ASSIGNMENT:
When a line in the material contains the word "Explore", copy it.

THE DATA:

↓↓↓

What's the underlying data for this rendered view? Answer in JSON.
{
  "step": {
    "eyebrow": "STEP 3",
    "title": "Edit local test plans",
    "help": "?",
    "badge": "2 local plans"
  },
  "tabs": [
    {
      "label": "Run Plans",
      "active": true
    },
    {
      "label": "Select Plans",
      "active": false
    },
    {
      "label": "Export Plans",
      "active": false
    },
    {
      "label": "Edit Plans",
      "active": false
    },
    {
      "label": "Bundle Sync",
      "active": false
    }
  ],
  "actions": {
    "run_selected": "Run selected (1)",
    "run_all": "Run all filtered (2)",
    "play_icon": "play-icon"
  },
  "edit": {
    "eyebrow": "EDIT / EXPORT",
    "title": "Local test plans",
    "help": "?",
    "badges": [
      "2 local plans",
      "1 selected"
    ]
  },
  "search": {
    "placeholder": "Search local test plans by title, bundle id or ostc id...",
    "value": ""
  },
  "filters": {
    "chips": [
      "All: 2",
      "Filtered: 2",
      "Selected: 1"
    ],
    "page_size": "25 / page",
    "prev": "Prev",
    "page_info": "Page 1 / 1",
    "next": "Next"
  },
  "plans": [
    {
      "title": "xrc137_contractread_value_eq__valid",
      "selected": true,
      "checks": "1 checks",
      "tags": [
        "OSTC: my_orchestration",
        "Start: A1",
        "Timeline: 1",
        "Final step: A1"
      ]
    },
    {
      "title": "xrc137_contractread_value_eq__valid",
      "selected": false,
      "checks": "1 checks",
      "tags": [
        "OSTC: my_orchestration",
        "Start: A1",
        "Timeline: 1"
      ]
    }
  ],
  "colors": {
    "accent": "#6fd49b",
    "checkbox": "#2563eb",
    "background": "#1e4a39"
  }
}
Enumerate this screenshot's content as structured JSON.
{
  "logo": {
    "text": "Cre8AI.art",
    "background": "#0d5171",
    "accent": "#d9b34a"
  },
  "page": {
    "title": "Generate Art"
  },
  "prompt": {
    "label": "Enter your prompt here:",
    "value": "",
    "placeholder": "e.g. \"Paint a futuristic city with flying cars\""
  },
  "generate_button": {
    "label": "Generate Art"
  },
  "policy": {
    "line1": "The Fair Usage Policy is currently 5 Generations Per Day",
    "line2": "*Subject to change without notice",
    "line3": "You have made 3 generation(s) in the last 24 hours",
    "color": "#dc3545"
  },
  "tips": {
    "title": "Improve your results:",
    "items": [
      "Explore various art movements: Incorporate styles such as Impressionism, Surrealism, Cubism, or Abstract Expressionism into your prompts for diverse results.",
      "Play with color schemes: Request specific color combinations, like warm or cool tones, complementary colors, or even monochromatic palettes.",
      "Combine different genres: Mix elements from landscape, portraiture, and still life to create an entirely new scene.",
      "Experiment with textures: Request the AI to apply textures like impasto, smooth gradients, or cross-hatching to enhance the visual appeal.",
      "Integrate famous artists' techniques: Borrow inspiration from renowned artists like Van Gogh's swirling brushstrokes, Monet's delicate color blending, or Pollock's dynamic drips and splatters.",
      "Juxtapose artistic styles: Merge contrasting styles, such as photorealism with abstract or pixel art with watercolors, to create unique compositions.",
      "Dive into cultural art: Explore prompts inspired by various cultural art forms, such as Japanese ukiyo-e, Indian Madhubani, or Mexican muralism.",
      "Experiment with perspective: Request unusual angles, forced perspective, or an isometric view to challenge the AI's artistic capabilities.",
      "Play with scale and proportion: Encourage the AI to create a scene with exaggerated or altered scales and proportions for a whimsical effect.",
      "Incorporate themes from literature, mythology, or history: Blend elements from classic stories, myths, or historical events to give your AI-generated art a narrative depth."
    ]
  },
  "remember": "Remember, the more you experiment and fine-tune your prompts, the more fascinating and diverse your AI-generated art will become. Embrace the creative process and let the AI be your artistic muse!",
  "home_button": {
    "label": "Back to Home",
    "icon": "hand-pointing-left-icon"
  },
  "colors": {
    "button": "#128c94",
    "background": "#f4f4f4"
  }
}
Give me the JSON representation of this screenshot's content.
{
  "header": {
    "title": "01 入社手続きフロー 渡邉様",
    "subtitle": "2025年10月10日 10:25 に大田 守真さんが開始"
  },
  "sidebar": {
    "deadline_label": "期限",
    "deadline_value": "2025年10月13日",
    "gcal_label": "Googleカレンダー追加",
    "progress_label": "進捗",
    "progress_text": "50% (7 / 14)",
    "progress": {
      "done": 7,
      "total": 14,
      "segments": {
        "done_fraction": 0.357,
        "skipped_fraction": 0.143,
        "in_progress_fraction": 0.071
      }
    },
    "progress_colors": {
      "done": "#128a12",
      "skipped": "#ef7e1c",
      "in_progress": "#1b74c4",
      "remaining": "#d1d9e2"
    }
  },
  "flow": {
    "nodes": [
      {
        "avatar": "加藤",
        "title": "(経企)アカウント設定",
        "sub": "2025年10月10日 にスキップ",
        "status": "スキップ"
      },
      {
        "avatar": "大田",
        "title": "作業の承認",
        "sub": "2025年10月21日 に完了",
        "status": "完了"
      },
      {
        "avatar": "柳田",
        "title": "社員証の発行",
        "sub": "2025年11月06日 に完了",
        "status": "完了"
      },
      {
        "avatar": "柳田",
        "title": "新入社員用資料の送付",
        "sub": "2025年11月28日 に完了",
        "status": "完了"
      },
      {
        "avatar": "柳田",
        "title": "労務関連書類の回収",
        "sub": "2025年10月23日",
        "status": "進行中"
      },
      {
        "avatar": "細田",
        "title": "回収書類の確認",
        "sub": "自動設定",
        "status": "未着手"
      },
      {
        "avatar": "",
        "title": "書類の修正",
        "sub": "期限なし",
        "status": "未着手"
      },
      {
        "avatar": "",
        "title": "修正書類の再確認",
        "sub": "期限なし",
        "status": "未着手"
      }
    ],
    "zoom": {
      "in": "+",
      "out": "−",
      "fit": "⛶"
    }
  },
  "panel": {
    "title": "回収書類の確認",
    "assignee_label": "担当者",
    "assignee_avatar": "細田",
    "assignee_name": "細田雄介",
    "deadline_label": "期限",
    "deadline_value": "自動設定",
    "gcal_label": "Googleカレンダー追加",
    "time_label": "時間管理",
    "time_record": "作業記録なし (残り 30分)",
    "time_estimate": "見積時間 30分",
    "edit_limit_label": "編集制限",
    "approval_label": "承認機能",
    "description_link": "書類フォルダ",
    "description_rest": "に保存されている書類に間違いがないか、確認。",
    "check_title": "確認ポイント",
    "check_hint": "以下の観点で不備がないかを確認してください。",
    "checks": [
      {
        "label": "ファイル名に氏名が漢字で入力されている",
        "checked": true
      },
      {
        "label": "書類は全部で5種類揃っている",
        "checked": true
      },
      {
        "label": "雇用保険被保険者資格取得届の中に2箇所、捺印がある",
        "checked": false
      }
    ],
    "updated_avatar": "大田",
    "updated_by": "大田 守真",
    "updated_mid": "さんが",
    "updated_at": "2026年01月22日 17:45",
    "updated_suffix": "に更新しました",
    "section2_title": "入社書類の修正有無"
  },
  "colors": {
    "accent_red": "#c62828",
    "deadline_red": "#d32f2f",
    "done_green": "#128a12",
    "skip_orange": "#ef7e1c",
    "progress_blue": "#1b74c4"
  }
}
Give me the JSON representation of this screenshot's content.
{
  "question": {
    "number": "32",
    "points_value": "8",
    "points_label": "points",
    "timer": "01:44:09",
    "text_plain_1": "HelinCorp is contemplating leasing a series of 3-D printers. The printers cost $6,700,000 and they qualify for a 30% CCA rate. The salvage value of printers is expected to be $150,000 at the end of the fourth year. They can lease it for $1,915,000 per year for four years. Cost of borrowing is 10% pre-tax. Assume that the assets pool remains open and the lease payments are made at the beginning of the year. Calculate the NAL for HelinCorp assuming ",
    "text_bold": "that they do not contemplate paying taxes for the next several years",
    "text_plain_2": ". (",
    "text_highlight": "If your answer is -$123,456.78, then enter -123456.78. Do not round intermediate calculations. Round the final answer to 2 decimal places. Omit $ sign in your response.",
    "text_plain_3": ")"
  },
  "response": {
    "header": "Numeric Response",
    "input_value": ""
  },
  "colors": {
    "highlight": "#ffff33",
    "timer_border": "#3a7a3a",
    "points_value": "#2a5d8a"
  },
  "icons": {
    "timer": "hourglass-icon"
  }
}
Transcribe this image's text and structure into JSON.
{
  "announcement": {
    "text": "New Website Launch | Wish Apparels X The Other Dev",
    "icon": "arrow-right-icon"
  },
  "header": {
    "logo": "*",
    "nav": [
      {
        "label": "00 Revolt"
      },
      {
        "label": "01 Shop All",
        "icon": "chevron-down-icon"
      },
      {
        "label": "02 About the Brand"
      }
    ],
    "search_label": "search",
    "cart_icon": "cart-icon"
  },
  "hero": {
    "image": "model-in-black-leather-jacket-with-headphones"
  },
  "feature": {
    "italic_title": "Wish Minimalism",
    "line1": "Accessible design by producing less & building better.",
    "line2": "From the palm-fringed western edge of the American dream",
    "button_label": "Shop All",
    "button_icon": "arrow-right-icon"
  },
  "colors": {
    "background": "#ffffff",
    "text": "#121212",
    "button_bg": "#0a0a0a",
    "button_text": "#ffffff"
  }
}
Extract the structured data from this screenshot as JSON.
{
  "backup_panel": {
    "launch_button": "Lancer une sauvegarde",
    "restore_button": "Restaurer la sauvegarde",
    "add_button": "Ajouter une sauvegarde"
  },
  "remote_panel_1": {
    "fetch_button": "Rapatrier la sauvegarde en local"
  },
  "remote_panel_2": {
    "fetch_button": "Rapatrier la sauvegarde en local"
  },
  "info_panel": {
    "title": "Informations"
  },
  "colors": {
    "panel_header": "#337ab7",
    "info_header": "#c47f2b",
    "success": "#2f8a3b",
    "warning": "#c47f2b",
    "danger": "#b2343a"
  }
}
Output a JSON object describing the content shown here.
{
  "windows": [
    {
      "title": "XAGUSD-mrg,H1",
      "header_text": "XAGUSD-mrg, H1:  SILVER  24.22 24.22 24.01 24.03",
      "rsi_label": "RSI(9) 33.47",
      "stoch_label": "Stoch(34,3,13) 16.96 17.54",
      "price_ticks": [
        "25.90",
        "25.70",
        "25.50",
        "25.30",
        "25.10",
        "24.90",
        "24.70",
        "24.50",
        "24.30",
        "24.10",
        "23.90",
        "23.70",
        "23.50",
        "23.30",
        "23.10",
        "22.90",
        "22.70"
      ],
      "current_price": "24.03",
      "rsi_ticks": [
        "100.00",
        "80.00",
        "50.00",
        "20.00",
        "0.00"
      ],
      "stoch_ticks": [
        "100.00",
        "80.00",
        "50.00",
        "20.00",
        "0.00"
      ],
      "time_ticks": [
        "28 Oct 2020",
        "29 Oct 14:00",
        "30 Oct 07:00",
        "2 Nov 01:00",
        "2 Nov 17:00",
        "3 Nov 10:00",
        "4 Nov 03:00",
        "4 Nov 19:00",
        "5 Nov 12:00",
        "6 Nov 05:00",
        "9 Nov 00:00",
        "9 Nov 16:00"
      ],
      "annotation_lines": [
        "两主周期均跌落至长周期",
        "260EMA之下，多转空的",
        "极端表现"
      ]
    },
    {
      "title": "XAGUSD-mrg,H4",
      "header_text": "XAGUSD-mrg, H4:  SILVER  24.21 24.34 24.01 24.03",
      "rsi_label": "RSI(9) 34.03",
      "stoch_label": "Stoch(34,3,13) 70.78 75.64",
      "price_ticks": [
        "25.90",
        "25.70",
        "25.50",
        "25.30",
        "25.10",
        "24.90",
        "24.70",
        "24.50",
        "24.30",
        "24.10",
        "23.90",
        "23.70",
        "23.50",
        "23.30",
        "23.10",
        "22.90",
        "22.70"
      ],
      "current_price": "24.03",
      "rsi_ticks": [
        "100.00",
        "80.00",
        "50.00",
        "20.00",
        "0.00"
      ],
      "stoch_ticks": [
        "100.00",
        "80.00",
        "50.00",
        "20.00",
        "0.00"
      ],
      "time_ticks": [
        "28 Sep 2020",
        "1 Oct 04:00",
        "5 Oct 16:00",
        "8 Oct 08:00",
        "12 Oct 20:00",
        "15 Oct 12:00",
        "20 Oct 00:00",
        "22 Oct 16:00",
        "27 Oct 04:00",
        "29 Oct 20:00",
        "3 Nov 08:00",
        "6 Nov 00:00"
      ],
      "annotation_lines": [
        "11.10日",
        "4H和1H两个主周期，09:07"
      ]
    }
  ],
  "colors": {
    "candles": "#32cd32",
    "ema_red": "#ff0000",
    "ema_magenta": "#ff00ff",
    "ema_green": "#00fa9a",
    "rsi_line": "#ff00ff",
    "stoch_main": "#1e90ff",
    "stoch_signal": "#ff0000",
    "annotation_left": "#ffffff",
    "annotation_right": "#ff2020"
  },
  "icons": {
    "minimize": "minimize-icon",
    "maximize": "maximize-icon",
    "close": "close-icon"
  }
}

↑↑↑

THE ANSWER:
      "Explore various art movements: Incorporate styles such as Impressionism, Surrealism, Cubism, or Abstract Expressionism into your prompts for diverse results.",
      "Dive into cultural art: Explore prompts inspired by various cultural art forms, such as Japanese ukiyo-e, Indian Madhubani, or Mexican muralism.",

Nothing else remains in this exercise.